> I don't have statistics to back up my reasoning, but I guess it
> might be interesting to implement a fourth action, i.e., forward
> suspicious SMTP connections to an alternative Postfix smtpd
> (perhaps proxy) service.
> The rationale is that we could use postscreen tests for
> doing compulsory greylisting on general purpose mail systems
> (lots of users, more than one single spam filtering policy):
> o well-behaved SMTP clients which do not trigger postscreen
> tests are forwarded to an smtpd that can do greylisting on a
> per-user basis, i.e., greylist some users but not all of them.
> o SMTP clients that trigger postscreen checks are forwarded
> to a different service with possibly more strict checks -
> compusolsory greylisting for instance.
> I guess I could find this feature useful, but as said, right now
> I have no evidence to quantify the amount of (for instance)
> legitimate pregreeters that can or cannot pass through
Multiple service levels makes sense when postscreen is changed from
a zombie blocker into a scoring system. That seems counter to the
purpose of postscreen which is to reduce the MTA overload, instead
of dumping all the hard decisions on the MTA (and it takes only a
few more lines of code to make greylisting part of postscreen).
Currently, about half of all my DNSBL blocked clients is a pregreeter,
and some 90+% of all my pregreeters is in a major DNSBL such as
zen.spamhaus.org.

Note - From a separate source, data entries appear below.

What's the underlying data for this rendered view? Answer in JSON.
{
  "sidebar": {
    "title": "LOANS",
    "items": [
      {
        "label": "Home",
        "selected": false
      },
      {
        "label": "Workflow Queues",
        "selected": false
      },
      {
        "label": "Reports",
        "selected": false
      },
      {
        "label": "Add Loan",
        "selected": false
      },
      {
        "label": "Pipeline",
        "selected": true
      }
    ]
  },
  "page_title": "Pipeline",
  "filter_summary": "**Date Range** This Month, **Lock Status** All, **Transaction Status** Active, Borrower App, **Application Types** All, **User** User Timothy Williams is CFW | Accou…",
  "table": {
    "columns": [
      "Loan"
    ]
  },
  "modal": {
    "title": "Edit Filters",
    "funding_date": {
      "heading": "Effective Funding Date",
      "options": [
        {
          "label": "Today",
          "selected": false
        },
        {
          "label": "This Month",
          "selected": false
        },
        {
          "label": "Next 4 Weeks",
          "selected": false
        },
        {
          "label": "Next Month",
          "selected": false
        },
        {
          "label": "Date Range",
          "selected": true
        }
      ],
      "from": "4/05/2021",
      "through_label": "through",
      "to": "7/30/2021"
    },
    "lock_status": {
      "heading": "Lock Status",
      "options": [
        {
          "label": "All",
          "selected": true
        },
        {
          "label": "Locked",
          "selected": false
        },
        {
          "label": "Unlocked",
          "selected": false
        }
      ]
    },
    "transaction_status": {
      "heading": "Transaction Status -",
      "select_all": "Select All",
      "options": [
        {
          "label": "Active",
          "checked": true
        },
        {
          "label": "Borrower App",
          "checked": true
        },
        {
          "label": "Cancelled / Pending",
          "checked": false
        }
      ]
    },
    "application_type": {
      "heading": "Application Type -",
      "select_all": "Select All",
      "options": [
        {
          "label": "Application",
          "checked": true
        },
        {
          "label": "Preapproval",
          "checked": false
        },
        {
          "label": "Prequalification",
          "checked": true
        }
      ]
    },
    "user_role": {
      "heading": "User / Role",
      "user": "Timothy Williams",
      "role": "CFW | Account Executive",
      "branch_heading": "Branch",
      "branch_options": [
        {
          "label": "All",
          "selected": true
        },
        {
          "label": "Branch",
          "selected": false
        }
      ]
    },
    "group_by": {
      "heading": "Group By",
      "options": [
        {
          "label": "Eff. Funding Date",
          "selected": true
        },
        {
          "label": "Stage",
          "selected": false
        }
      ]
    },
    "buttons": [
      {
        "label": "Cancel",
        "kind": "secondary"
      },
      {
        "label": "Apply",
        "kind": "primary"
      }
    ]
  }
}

In the unlikely case that a legitimate pregreeter
runs into postscreen (and is not whitelisted by the default
$mynetworks value), the postscreen logging will provide the necessary
evidence for trouble shooting.